The brain of a dog is dominated by the olfactory cortex. Up to one-third of the canine brain is devoted to scent detection, and dogs have 220 million scent receptors, 200 million more than humans.
Of course I always knew dogs had an amazing sense of smell, but I learned even more about man’s best friend while watching an episode of “Blue Collar Dogs,” a new show on National Geographic Wild.
One segment of the episode (titled “Canine MD”) featured a company called Cancer and Bio-detection Dogs, which trains dogs to use their exceptional noses to identify human cancers. Several urine samples were held in a carousel, and the dogs were immediately able to identify which sample contained cancerous cells (in this case bladder cancer), and demonstrated so by sitting next to that particular sample. The program noted that dogs are especially good at detecting cancer in its early stages.
The hope is that this research will help in the development of a mechanical nose, a device that could sniff out cancer. The episode featured the appropriately named Touradj Solouki, Ph.D., and the work he is doing at his lab at the University of Maine.* Solouki uses an incredibly large machine to analyze the breath of cancer patients and separate the molecules by weight. However, the trick is learning what to look for in the samples. Dogs are able to do this, and Solouki is trying to replace that skill in the lab.
“Dogs come pretty close to something that can be a biological sensor,” Solouki said. “They are not only very sensitive to chemicals, but they are also smart enough that they can analyze the signals they are getting.” Solouki’s goal is to determine the biomarkers of cancer within the samples. Dogs are either noticing something that is or isn’t there, or recognizing a variation in the molecular pattern.
The Cancer and Bio-detection dogs are trained, but the average pet canine has shown the ability to detect cancer and other illnesses in their owners in some cases. The episode included a dog that sniffed breast cancer in its owner, and another that alerts its diabetic owner before she has a hypoglycemia crash. Other dogs have been known to alert epileptic owners moments before they have a seizure.
On “Blue Collar Dogs,” a young woman with dystonia, a neuromuscular disorder that causes muscles to contract and spasm involuntarily, was able to better function on a daily basis because of a black Labrador from Canine Companions for Independence. The dog helps pull her wheelchair, picks up items she has dropped, and opens doors for her using a rope.

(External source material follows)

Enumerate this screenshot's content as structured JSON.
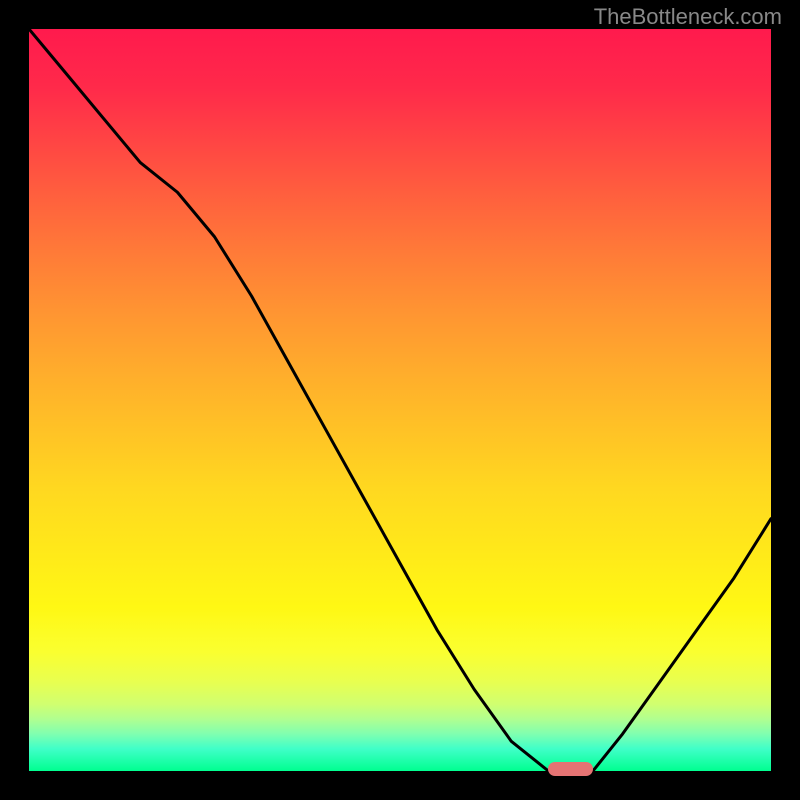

Dogs will continue to use their powerful noses—albeit in mysterious ways—to detect changes in the human body, and many will effectively communicate their findings with their owners. I hope one day scientists will be able to pinpoint this ability and develop portable devices that can replicate it.
*What, you’ve never heard of a saluki?